Spring Lacy Crochet Cross Stitch Hats Ornaments
RECIPE - PASSOVERCHICKEN FRICASSEE
16-20 oz. chopped beef, veal, turkey or a combination
1/2 cup plain dry bread crumbs or matzah meal
1 large egg
2 Tbsp vegetable oil (or melted chicken fat)
12-15 chicken wings, cut into sections
1 lb chicken gizzards
3 medium onions, sliced
1 Tbsp paprika, approximately
salt and freshly ground black pepper to taste
2 cups water, approximately
4 medium all purpose potatoes, peeled and cut into small chunks, optional
4 carrots, cut into chunks, optional
10 oz coarsely cut mushrooms, optionalDirections
Preheat the oven to 400 degrees.
In a large bowl, combine the chopped meat, bread crumbs and egg, and mix thoroughly. Shape the meat mixture into 1-1/2 inch balls and place them on a large baking sheet.
Bake the meatballs for 16-18 minutes, turning them occasionally, or until lightly browned on all sides.
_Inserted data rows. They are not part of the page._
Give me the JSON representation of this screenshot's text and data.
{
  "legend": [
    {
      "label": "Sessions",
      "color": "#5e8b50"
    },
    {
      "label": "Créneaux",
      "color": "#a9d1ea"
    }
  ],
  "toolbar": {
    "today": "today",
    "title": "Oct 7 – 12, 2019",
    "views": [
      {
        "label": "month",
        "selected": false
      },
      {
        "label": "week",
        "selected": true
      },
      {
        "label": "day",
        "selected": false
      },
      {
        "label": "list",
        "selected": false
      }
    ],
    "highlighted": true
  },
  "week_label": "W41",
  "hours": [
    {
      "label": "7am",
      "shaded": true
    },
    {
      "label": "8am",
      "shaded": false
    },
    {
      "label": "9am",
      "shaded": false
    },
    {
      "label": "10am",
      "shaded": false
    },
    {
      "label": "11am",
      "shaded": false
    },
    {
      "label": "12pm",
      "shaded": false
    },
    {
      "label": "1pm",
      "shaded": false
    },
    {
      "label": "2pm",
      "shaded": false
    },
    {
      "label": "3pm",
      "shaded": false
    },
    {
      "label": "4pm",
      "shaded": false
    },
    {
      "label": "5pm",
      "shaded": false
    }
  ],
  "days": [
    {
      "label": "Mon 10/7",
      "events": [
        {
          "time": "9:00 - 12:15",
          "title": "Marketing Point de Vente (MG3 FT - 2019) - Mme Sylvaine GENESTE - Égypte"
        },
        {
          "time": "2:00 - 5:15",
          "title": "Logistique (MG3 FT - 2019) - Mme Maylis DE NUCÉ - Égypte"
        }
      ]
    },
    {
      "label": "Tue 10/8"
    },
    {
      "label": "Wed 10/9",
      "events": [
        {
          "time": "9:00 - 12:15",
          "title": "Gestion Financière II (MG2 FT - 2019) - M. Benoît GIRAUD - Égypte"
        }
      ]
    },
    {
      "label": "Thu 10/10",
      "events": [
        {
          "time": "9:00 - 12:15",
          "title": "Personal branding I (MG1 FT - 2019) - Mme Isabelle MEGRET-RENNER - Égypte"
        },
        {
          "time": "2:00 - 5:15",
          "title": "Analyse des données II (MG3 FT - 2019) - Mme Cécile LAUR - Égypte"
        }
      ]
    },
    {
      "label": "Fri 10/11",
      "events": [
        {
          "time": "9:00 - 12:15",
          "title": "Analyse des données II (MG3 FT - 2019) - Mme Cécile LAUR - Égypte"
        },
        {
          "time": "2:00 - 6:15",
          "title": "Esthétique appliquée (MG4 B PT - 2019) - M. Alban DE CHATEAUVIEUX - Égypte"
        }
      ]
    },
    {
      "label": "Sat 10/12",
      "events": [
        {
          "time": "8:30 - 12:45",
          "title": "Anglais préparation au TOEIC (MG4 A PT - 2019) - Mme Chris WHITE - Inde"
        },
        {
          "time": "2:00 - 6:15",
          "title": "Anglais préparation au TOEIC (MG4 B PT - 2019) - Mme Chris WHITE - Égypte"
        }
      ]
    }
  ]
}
Remove the meatballs from the oven and set aside.
Reduce the oven heat to 300 degrees. Pour the vegetable oil into a large sauté pan over medium-high heat. Add the wings a few at a time and cook them for 6-8 minutes, turning them occasionally, or until lightly browned. Remove the wings from the pan and set aside.
Add the gizzards to the pan and cook, stirring occasionally, for 4-5 minutes or until lightly browned. Remove the gizzards from the pan and set aside.
Add the onions to the pan and cook them, stirring occasionally, for 6-8 minutes or until lightly browned and softened.
Using the same pan (if large enough) or an ovenproof casserole, return the meatballs, wings and gizzards to the pan.
Spoon some of the onions on top of the meats. Sprinkle the ingredients with the paprika, salt and pepper. You might have to use layers, depending on the size of the pan; if so, season each layer before adding the next.
Pour in 2 cups water. Either cover the casserole and bake the fricassee for 45 minutes OR turn the cooktop heat to low, cover the pan and cook on the stovetop for 45 minutes. Add the optional ingredients if desired, cover the pan and cook an additional 50-60 minutes, or until the meats and vegetables are tender. Check the pan occasionally and turn the ingredients gently if the ones on top seem dry. Check fluid levels and add more water if needed.
5 matzah sheets
1 cup (2 sticks) unsalted butter
1 cup packed dark brown sugar
1 cup semi-sweet chocolate chips
1 cup white chocolate chips
1/2 Tbsp vegetable oil or coconut oil
3/4 cup chopped pecans
Preheat the oven to 375 degrees. Line a baking sheet with parchment paper.
Arrange matzoh in one layer on the baking sheet. Break matzoh into smaller pieces in order to fill the pan completely. Set aside.
In a saucepan, melt the butter and brown sugar over medium heat, stirring constantly. Once this mixture reaches a boil, cook for a few more minutes, until the mixture thickens and starts to pull away from the sides of the pan. Remove from heat.
Pour the butter and sugar mixture over the matzah, gently spreading it with a spatula to cover it with an even layer.
Put matzah in the oven and turn the heat down to 350 degrees. Bake for 15 minutes, checking every so often to make sure it doesn’t burn. Turn heat down to 325 if it looks like it’s burning.
After 15 minutes, the butter and sugar mixture will have bubbled up and turned golden brown. Remove from the oven. Sprinkle matzah immediately with the semisweet chocolate chips. Let sit for 5 minutes to melt.
After the chocolate chips have melted, spread them evenly over the toffee with a spatula. Let cool for another 5 minutes.
Meanwhile, microwave the white chocolate chips and oil in a bowl for 30 seconds. Remove from the microwave and stir with a fork. Then, microwave for another 30 seconds and stir again, until the mixture is smooth and thoroughly melted. Microwave for another 30 seconds if needed.
With a fork, drizzle the white chocolate over the matzah. Then top with chopped nuts, and let cool. When the chocolate has hardened, break into smaller pieces and serve!
Cute Easter cutlery
Red Throated Anole Jigsaw Puzzle
As I may have mentioned before, one of my volunteers was the sister of the man who invented the 'interrobang.' She was in my office reading The New York Times when she saw his obit. She described that this was the last punctuation added to the English language and it kinda means a 'shrug.'
Amazing Animal Facts
The quirky facts were brought to life by artist Michael Whaite.